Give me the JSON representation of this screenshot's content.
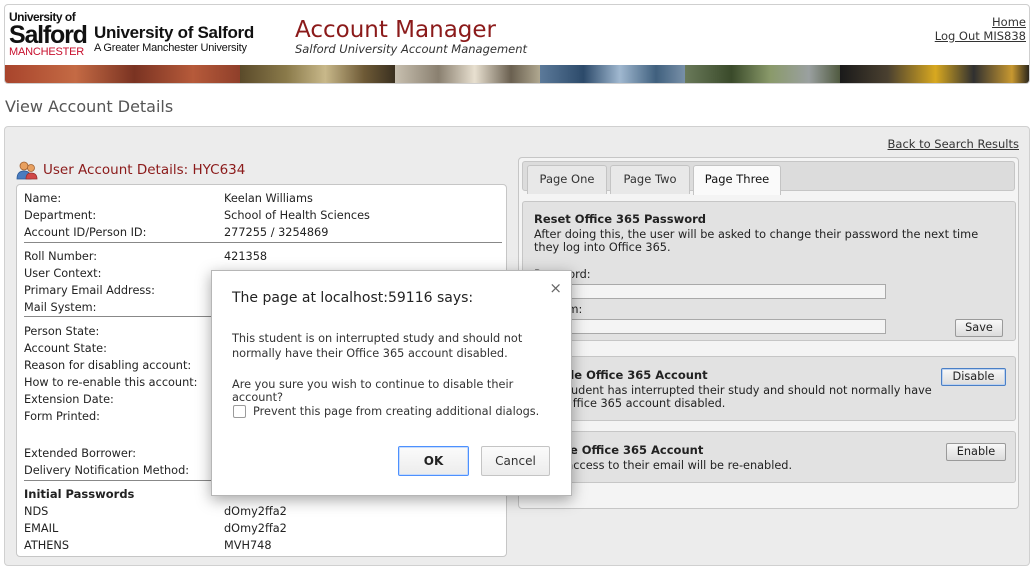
{
  "header": {
    "logo": {
      "line1": "University of",
      "line2": "Salford",
      "line3": "MANCHESTER"
    },
    "university_name": "University of Salford",
    "university_sub": "A Greater Manchester University",
    "app_title": "Account Manager",
    "app_subtitle": "Salford University Account Management",
    "links": {
      "home": "Home",
      "logout": "Log Out MIS838"
    }
  },
  "page": {
    "heading": "View Account Details",
    "back_link": "Back to Search Results"
  },
  "user_account": {
    "heading": "User Account Details: HYC634",
    "fields": [
      {
        "label": "Name:",
        "value": "Keelan Williams"
      },
      {
        "label": "Department:",
        "value": "School of Health Sciences"
      },
      {
        "label": "Account ID/Person ID:",
        "value": "277255 / 3254869"
      },
      {
        "label": "Roll Number:",
        "value": "421358"
      },
      {
        "label": "User Context:",
        "value": ""
      },
      {
        "label": "Primary Email Address:",
        "value": ""
      },
      {
        "label": "Mail System:",
        "value": ""
      },
      {
        "label": "Person State:",
        "value": ""
      },
      {
        "label": "Account State:",
        "value": ""
      },
      {
        "label": "Reason for disabling account:",
        "value": ""
      },
      {
        "label": "How to re-enable this account:",
        "value": ""
      },
      {
        "label": "Extension Date:",
        "value": ""
      },
      {
        "label": "Form Printed:",
        "value": ""
      },
      {
        "label": "Extended Borrower:",
        "value": ""
      },
      {
        "label": "Delivery Notification Method:",
        "value": ""
      }
    ],
    "passwords_heading": "Initial Passwords",
    "passwords": [
      {
        "label": "NDS",
        "value": "dOmy2ffa2"
      },
      {
        "label": "EMAIL",
        "value": "dOmy2ffa2"
      },
      {
        "label": "ATHENS",
        "value": "MVH748"
      }
    ]
  },
  "tabs": [
    {
      "label": "Page One",
      "active": false
    },
    {
      "label": "Page Two",
      "active": false
    },
    {
      "label": "Page Three",
      "active": true
    }
  ],
  "sections": {
    "reset": {
      "title": "Reset Office 365 Password",
      "desc": "After doing this, the user will be asked to change their password the next time they log into Office 365.",
      "password_label": "Password:",
      "confirm_label": "Confirm:",
      "save_label": "Save"
    },
    "disable": {
      "title": "Disable Office 365 Account",
      "desc": "This student has interrupted their study and should not normally have their Office 365 account disabled.",
      "button_label": "Disable"
    },
    "enable": {
      "title": "Enable Office 365 Account",
      "desc": "Their access to their email will be re-enabled.",
      "button_label": "Enable"
    }
  },
  "dialog": {
    "title": "The page at localhost:59116 says:",
    "close": "×",
    "message": "This student is on interrupted study and should not normally have their Office 365 account disabled.",
    "question": "Are you sure you wish to continue to disable their account?",
    "checkbox_label": "Prevent this page from creating additional dialogs.",
    "ok_label": "OK",
    "cancel_label": "Cancel"
  },
  "colors": {
    "brand_red": "#8b1a1a",
    "logo_red": "#c8102e",
    "dialog_focus": "#4d90fe"
  }
}
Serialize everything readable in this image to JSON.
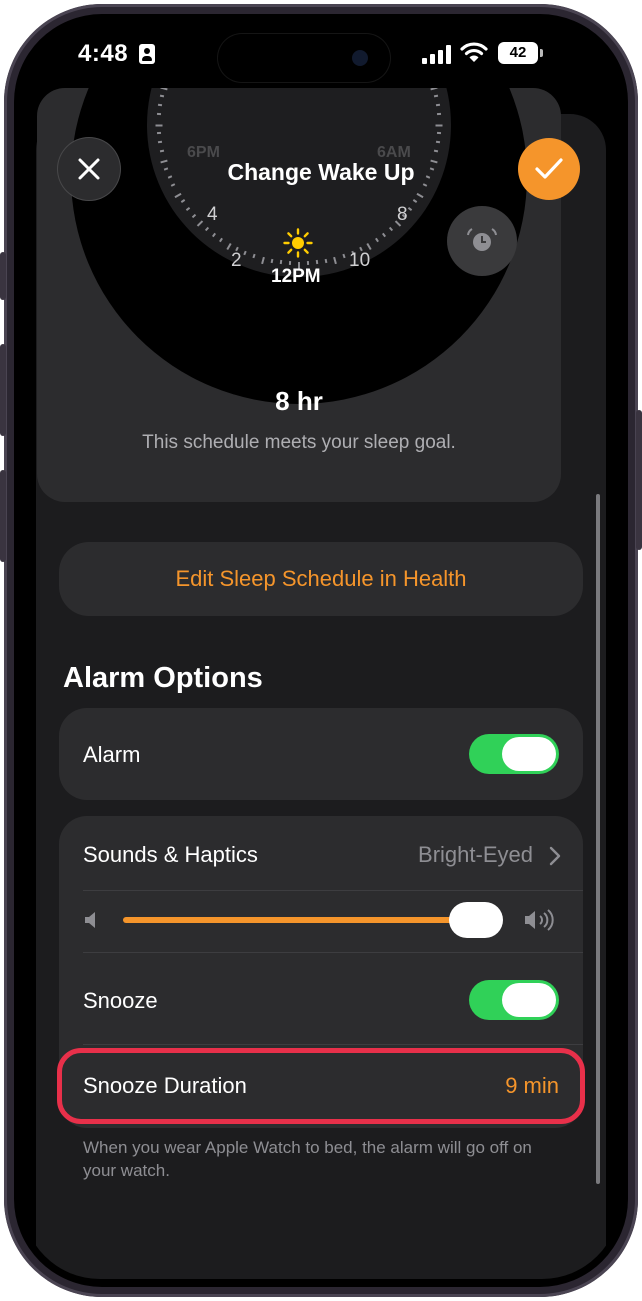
{
  "status_bar": {
    "time": "4:48",
    "battery": "42"
  },
  "sheet": {
    "title": "Change Wake Up",
    "close_icon": "close-icon",
    "confirm_icon": "checkmark-icon"
  },
  "schedule_card": {
    "dial_labels": {
      "l4": "4",
      "l8": "8",
      "l2": "2",
      "l10": "10",
      "noon": "12PM",
      "top_left": "6PM",
      "top_right": "6AM"
    },
    "sun_icon": "sun-icon",
    "alarm_icon": "alarm-clock-icon",
    "duration": "8 hr",
    "goal_text": "This schedule meets your sleep goal."
  },
  "edit_button": {
    "label": "Edit Sleep Schedule in Health"
  },
  "alarm_options": {
    "title": "Alarm Options",
    "alarm": {
      "label": "Alarm",
      "on": true
    },
    "sounds": {
      "label": "Sounds & Haptics",
      "value": "Bright-Eyed"
    },
    "volume": {
      "level": 0.93
    },
    "snooze": {
      "label": "Snooze",
      "on": true
    },
    "snooze_duration": {
      "label": "Snooze Duration",
      "value": "9 min"
    },
    "footer": "When you wear Apple Watch to bed, the alarm will go off on your watch."
  },
  "colors": {
    "accent": "#f5952b",
    "toggle_on": "#30d158",
    "highlight": "#e8304a"
  }
}
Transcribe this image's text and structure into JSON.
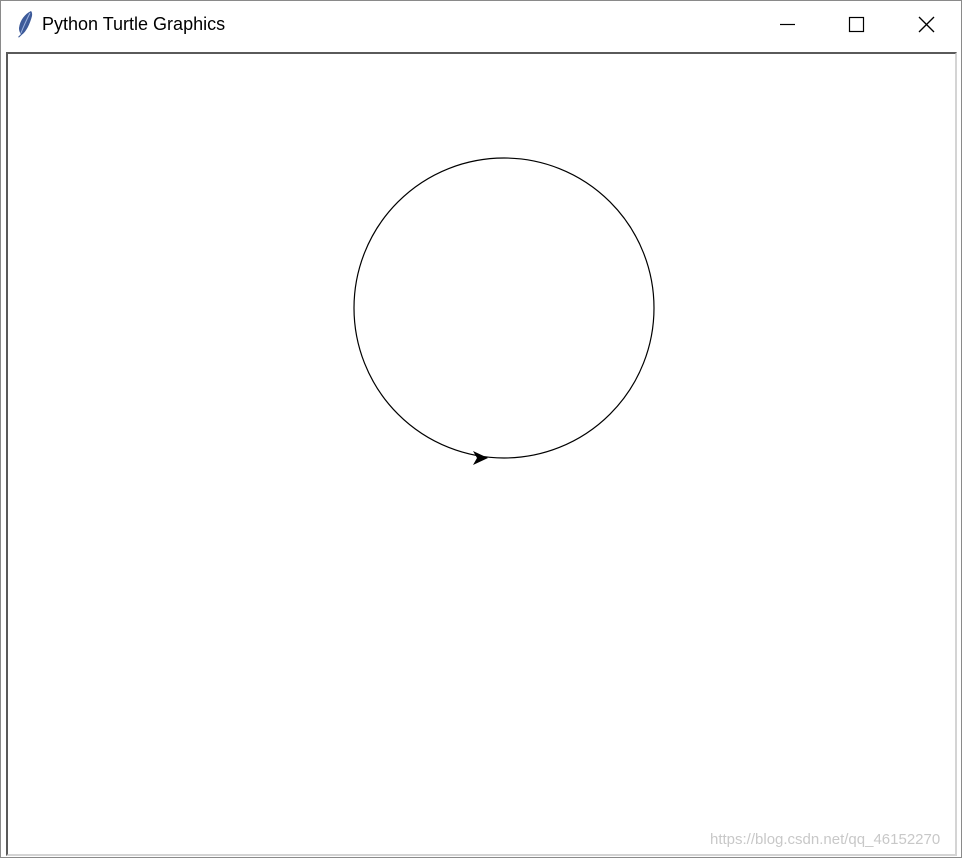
{
  "window": {
    "title": "Python Turtle Graphics",
    "icons": {
      "app": "feather-icon",
      "minimize": "minimize-icon",
      "maximize": "maximize-icon",
      "close": "close-icon"
    }
  },
  "canvas": {
    "background": "#ffffff",
    "pen_color": "#000000",
    "drawing": "circle",
    "turtle_shape": "arrow",
    "turtle_heading": "right"
  },
  "watermark": {
    "text": "https://blog.csdn.net/qq_46152270"
  }
}
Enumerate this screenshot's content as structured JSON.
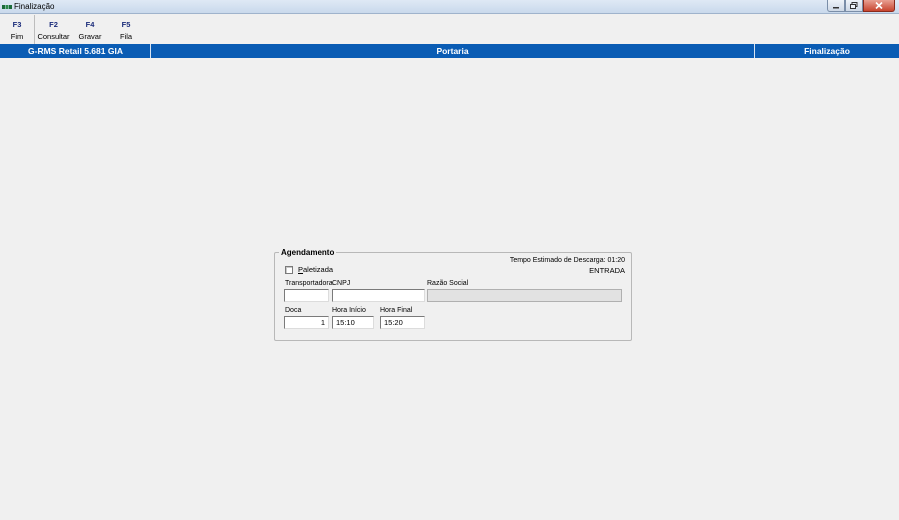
{
  "window": {
    "title": "Finalização"
  },
  "toolbar": [
    {
      "key": "F3",
      "label": "Fim"
    },
    {
      "key": "F2",
      "label": "Consultar"
    },
    {
      "key": "F4",
      "label": "Gravar"
    },
    {
      "key": "F5",
      "label": "Fila"
    }
  ],
  "header": {
    "system": "G-RMS Retail 5.681 GIA",
    "module": "Portaria",
    "screen": "Finalização"
  },
  "agendamento": {
    "legend": "Agendamento",
    "tempo_estimado": "Tempo Estimado de Descarga: 01:20",
    "tipo": "ENTRADA",
    "paletizada_label": "Paletizada",
    "paletizada_checked": false,
    "transportadora_label": "Transportadora",
    "transportadora_value": "",
    "cnpj_label": "CNPJ",
    "cnpj_value": "",
    "razao_social_label": "Razão Social",
    "razao_social_value": "",
    "doca_label": "Doca",
    "doca_value": "1",
    "hora_inicio_label": "Hora Início",
    "hora_inicio_value": "15:10",
    "hora_final_label": "Hora Final",
    "hora_final_value": "15:20"
  },
  "colors": {
    "header_bg": "#0a5cb4",
    "header_text": "#ffffff",
    "background": "#f0f0f0"
  }
}
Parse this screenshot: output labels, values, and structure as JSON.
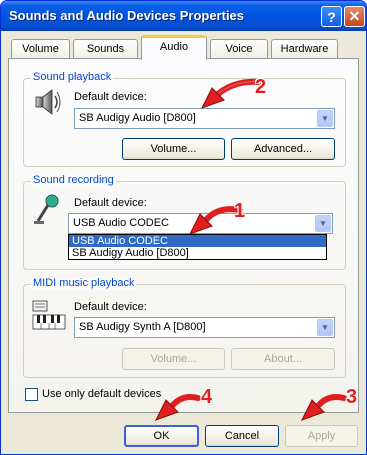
{
  "window": {
    "title": "Sounds and Audio Devices Properties"
  },
  "titlebar": {
    "help_glyph": "?",
    "close_glyph": "✕"
  },
  "tabs": [
    {
      "label": "Volume"
    },
    {
      "label": "Sounds"
    },
    {
      "label": "Audio"
    },
    {
      "label": "Voice"
    },
    {
      "label": "Hardware"
    }
  ],
  "playback": {
    "group_label": "Sound playback",
    "default_label": "Default device:",
    "device": "SB Audigy Audio [D800]",
    "volume_button": "Volume...",
    "advanced_button": "Advanced..."
  },
  "recording": {
    "group_label": "Sound recording",
    "default_label": "Default device:",
    "device": "USB Audio CODEC",
    "options": [
      "USB Audio CODEC",
      "SB Audigy Audio [D800]"
    ]
  },
  "midi": {
    "group_label": "MIDI music playback",
    "default_label": "Default device:",
    "device": "SB Audigy Synth A [D800]",
    "volume_button": "Volume...",
    "about_button": "About..."
  },
  "checkbox": {
    "label": "Use only default devices"
  },
  "footer": {
    "ok": "OK",
    "cancel": "Cancel",
    "apply": "Apply"
  },
  "annotations": [
    "1",
    "2",
    "3",
    "4"
  ],
  "colors": {
    "title_bar": "#0054e3",
    "group_label": "#0046d5",
    "annotation": "#e02020",
    "selection": "#316ac5"
  }
}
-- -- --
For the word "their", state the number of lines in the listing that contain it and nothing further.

5